(Recorded data)

::::

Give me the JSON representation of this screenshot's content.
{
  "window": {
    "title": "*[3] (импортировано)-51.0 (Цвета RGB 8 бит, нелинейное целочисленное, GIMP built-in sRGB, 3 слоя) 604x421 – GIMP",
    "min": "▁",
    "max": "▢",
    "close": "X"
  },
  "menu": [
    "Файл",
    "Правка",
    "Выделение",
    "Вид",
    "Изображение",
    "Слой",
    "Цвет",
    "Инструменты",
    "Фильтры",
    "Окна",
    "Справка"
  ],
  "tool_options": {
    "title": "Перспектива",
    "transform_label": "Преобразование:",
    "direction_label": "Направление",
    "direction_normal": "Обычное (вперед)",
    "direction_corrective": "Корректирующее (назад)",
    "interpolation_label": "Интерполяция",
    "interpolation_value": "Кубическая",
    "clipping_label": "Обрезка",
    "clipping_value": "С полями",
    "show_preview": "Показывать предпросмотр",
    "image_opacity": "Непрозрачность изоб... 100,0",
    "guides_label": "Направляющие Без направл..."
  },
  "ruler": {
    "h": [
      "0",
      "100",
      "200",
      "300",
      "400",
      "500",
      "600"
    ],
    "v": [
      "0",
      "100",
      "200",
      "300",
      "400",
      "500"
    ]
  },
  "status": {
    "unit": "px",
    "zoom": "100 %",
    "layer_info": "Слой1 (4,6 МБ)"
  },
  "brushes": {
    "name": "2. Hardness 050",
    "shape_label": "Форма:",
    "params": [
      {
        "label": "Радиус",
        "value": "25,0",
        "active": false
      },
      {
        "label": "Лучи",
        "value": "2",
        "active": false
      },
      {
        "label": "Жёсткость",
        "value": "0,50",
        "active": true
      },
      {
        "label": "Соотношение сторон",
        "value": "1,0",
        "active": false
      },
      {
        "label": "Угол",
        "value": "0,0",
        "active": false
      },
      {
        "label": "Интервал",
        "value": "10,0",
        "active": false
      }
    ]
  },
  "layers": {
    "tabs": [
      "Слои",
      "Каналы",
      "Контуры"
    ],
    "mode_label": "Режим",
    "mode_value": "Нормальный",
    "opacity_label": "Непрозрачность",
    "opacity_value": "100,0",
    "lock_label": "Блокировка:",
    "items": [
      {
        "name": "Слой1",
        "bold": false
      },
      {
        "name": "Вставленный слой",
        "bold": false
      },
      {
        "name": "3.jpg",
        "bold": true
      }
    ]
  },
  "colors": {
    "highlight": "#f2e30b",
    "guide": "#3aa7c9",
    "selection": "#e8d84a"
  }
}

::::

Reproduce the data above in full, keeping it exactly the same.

__Output below__.
Give me the JSON representation of this screenshot's content.
{
  "window": {
    "title": "*[3] (импортировано)-51.0 (Цвета RGB 8 бит, нелинейное целочисленное, GIMP built-in sRGB, 3 слоя) 604x421 – GIMP",
    "min": "▁",
    "max": "▢",
    "close": "X"
  },
  "menu": [
    "Файл",
    "Правка",
    "Выделение",
    "Вид",
    "Изображение",
    "Слой",
    "Цвет",
    "Инструменты",
    "Фильтры",
    "Окна",
    "Справка"
  ],
  "tool_options": {
    "title": "Перспектива",
    "transform_label": "Преобразование:",
    "direction_label": "Направление",
    "direction_normal": "Обычное (вперед)",
    "direction_corrective": "Корректирующее (назад)",
    "interpolation_label": "Интерполяция",
    "interpolation_value": "Кубическая",
    "clipping_label": "Обрезка",
    "clipping_value": "С полями",
    "show_preview": "Показывать предпросмотр",
    "image_opacity": "Непрозрачность изоб... 100,0",
    "guides_label": "Направляющие Без направл..."
  },
  "ruler": {
    "h": [
      "0",
      "100",
      "200",
      "300",
      "400",
      "500",
      "600"
    ],
    "v": [
      "0",
      "100",
      "200",
      "300",
      "400",
      "500"
    ]
  },
  "status": {
    "unit": "px",
    "zoom": "100 %",
    "layer_info": "Слой1 (4,6 МБ)"
  },
  "brushes": {
    "name": "2. Hardness 050",
    "shape_label": "Форма:",
    "params": [
      {
        "label": "Радиус",
        "value": "25,0",
        "active": false
      },
      {
        "label": "Лучи",
        "value": "2",
        "active": false
      },
      {
        "label": "Жёсткость",
        "value": "0,50",
        "active": true
      },
      {
        "label": "Соотношение сторон",
        "value": "1,0",
        "active": false
      },
      {
        "label": "Угол",
        "value": "0,0",
        "active": false
      },
      {
        "label": "Интервал",
        "value": "10,0",
        "active": false
      }
    ]
  },
  "layers": {
    "tabs": [
      "Слои",
      "Каналы",
      "Контуры"
    ],
    "mode_label": "Режим",
    "mode_value": "Нормальный",
    "opacity_label": "Непрозрачность",
    "opacity_value": "100,0",
    "lock_label": "Блокировка:",
    "items": [
      {
        "name": "Слой1",
        "bold": false
      },
      {
        "name": "Вставленный слой",
        "bold": false
      },
      {
        "name": "3.jpg",
        "bold": true
      }
    ]
  },
  "colors": {
    "highlight": "#f2e30b",
    "guide": "#3aa7c9",
    "selection": "#e8d84a"
  }
}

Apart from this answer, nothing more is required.